◆ What you are asked to do ◆
Among the entries that follow, find every line with the word "Кедровый" and copy it.
=== Section Start ===
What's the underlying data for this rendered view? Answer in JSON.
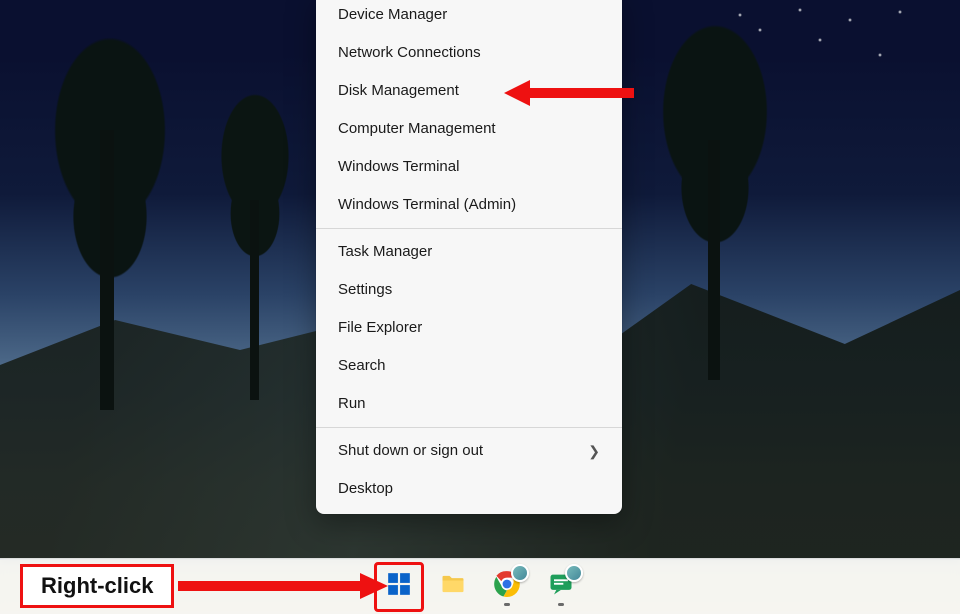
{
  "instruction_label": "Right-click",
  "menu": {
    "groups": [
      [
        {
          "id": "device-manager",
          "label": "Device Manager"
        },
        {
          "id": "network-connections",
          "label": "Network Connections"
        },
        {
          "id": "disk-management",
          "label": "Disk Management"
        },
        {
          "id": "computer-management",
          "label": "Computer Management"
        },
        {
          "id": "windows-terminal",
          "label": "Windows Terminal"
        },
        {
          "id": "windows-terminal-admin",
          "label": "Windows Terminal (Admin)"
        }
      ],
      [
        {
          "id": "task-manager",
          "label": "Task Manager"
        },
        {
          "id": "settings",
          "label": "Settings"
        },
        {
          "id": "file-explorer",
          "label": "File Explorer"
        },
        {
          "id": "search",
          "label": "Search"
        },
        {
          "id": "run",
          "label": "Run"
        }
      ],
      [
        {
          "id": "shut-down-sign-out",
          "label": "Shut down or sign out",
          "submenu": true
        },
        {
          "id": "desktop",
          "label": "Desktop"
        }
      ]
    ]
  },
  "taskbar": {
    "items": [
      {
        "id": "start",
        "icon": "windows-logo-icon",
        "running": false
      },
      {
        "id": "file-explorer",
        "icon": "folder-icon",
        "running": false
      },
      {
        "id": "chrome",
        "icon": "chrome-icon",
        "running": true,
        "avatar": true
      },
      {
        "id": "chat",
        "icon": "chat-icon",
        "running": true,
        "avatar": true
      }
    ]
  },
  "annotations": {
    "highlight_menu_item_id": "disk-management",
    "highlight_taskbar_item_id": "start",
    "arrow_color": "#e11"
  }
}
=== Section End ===
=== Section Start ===
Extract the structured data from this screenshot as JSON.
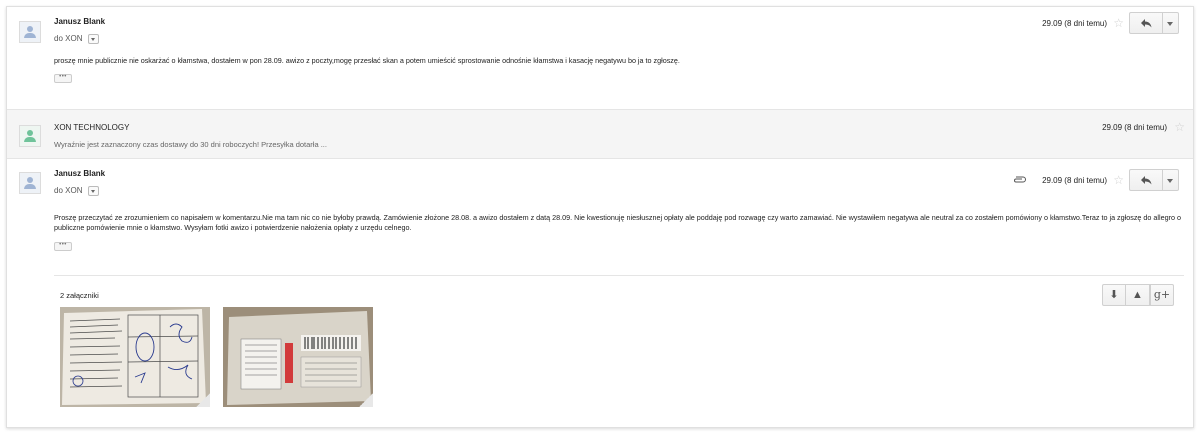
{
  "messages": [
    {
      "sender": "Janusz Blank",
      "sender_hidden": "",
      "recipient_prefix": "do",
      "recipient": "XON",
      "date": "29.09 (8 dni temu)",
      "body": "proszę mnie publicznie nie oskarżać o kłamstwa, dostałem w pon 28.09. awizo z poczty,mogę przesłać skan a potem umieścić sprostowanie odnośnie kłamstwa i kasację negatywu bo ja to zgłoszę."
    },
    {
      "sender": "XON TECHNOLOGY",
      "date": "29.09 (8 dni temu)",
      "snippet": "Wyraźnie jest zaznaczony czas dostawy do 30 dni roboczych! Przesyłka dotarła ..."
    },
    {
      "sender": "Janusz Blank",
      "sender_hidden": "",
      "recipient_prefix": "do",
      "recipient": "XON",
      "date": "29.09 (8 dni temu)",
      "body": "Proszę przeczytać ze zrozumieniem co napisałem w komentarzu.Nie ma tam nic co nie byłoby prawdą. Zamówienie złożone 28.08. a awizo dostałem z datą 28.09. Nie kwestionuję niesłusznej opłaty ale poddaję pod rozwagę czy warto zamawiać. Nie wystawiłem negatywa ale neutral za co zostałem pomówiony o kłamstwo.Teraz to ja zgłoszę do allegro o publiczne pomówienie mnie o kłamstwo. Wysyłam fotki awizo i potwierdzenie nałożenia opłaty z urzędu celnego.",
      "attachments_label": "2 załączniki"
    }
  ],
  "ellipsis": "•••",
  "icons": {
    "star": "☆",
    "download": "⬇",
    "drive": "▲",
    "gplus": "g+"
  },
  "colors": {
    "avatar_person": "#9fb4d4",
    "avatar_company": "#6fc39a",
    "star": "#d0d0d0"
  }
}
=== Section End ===
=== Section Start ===
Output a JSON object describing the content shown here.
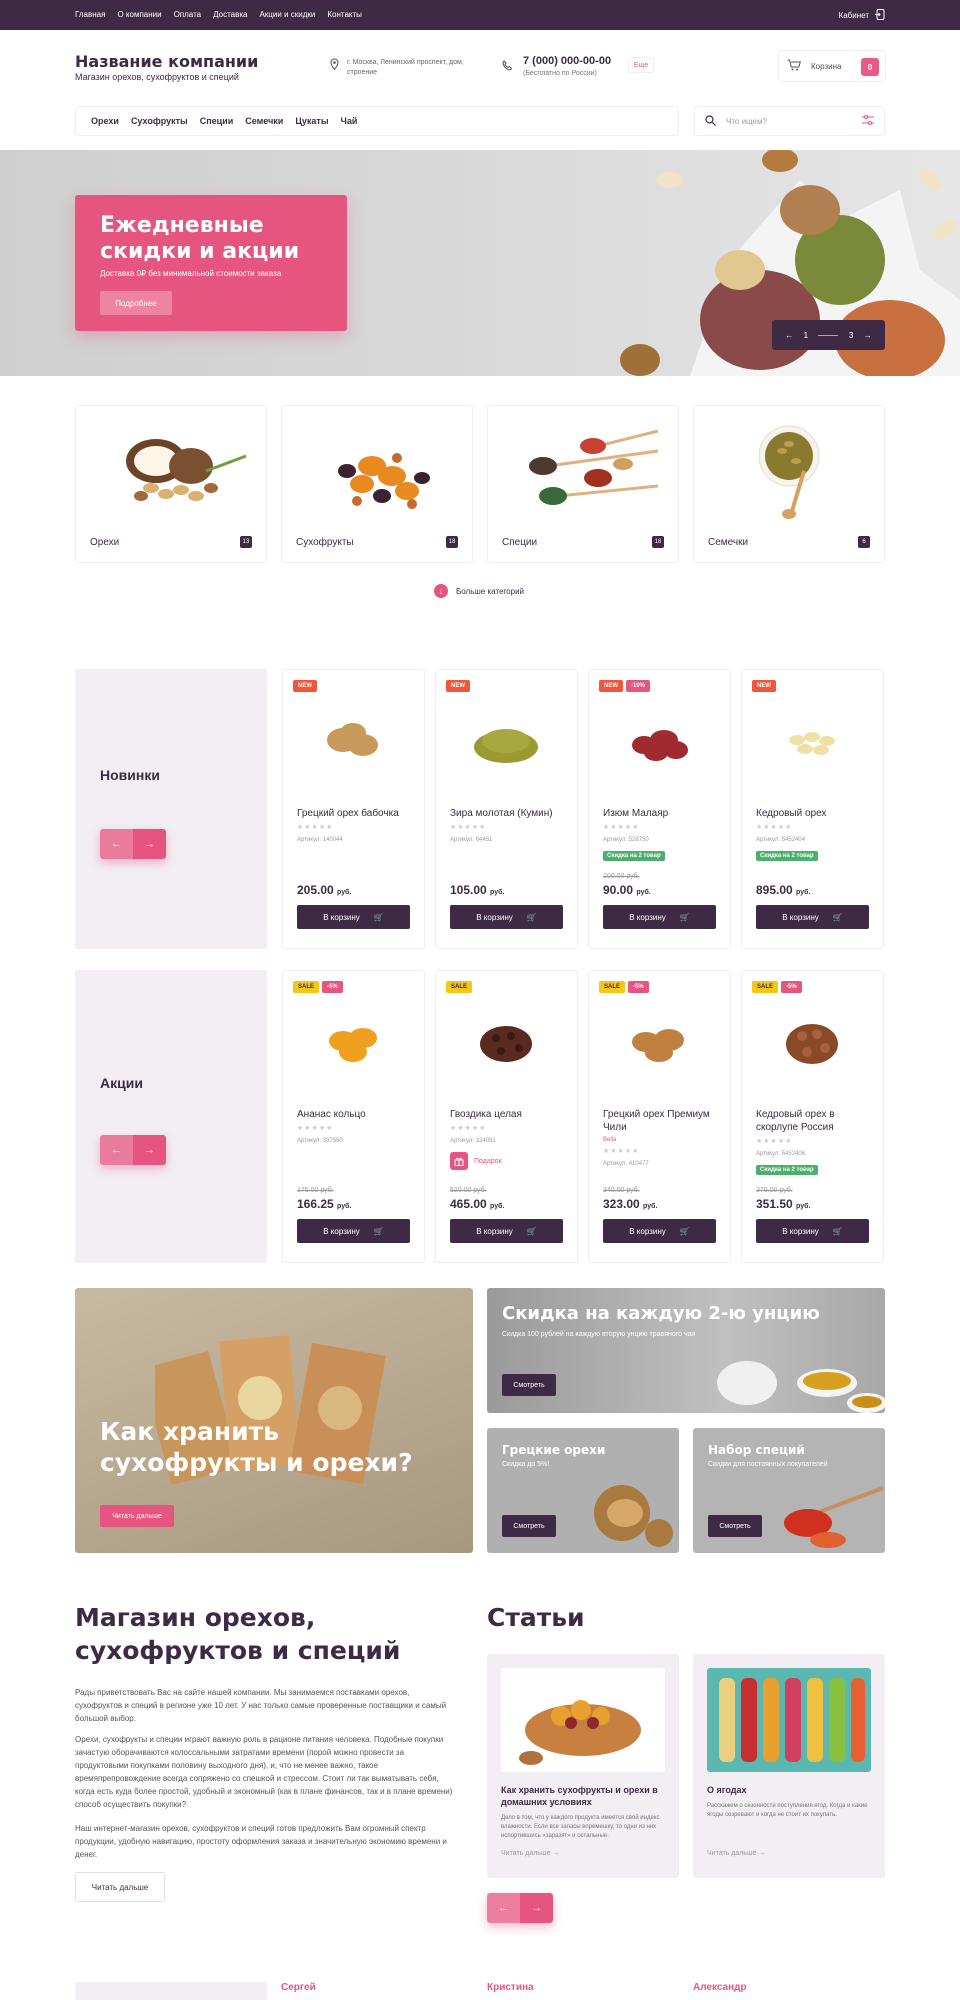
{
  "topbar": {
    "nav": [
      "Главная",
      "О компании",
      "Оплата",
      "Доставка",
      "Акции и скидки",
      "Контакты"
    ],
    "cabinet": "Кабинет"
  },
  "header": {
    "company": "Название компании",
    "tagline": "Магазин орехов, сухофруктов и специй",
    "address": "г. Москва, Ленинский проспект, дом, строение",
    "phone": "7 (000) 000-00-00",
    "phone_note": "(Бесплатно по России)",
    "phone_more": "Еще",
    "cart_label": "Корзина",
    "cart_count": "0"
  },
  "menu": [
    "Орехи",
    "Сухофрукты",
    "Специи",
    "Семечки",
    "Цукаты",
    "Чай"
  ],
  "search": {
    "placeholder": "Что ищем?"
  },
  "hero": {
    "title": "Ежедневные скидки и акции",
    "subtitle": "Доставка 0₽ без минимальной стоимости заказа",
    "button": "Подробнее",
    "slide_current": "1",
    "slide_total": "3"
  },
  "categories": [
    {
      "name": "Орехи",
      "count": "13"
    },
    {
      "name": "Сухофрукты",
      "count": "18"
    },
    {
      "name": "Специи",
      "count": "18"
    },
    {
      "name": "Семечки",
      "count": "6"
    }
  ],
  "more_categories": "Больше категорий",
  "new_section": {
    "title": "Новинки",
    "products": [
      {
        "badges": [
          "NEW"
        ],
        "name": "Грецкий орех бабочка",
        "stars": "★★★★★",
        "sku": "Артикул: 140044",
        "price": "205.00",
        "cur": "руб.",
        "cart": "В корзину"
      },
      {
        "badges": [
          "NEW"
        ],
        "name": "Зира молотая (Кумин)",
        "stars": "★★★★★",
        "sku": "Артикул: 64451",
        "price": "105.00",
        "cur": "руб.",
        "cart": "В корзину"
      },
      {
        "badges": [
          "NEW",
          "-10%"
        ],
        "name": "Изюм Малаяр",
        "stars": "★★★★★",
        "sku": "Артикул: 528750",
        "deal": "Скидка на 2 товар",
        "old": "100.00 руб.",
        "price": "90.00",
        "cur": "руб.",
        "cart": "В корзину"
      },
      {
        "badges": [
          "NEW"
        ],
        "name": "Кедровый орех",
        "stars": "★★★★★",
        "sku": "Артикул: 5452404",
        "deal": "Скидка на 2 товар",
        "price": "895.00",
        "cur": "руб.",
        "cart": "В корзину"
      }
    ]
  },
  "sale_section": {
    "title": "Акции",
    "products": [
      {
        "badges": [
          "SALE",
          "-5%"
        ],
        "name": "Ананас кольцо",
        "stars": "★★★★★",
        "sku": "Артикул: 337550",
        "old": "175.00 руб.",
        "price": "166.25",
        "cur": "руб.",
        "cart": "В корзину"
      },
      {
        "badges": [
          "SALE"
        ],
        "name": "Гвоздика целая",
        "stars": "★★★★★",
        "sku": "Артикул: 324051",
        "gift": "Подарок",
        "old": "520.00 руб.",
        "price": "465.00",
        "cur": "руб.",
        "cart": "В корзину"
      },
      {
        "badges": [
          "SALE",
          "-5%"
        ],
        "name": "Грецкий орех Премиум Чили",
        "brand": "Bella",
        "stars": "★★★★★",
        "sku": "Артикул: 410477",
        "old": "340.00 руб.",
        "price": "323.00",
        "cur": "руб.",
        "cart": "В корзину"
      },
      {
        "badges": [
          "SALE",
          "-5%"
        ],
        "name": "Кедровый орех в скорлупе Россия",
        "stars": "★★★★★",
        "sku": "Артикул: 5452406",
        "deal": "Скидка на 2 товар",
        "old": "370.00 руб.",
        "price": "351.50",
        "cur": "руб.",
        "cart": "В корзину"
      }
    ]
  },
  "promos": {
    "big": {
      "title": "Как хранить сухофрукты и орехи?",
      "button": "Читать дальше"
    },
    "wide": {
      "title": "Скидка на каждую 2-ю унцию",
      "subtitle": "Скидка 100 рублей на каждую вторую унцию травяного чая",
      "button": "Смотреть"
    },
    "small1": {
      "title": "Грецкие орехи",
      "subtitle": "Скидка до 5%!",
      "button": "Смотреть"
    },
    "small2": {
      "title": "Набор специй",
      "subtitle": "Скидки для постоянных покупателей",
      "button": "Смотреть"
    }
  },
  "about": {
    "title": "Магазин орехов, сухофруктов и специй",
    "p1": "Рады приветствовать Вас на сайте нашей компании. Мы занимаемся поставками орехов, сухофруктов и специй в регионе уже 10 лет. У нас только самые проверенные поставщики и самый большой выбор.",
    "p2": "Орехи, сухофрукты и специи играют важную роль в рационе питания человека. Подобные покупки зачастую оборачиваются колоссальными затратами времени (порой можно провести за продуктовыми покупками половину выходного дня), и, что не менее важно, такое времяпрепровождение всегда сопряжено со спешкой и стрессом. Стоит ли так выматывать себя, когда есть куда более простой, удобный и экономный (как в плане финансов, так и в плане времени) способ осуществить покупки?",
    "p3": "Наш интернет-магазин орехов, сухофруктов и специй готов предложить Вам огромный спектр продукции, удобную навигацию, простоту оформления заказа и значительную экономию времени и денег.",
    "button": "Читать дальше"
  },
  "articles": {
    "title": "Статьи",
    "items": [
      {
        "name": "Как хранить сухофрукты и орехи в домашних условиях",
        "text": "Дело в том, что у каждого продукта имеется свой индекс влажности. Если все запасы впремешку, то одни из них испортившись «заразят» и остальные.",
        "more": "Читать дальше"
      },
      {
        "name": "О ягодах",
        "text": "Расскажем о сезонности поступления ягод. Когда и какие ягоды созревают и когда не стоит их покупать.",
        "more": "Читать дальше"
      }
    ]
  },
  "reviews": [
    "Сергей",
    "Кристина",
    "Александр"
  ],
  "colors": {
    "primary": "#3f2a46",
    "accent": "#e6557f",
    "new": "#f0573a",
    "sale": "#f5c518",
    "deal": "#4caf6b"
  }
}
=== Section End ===
◆ Answer box ◆
        "name": "Кедровый орех",
        "name": "Кедровый орех в скорлупе Россия",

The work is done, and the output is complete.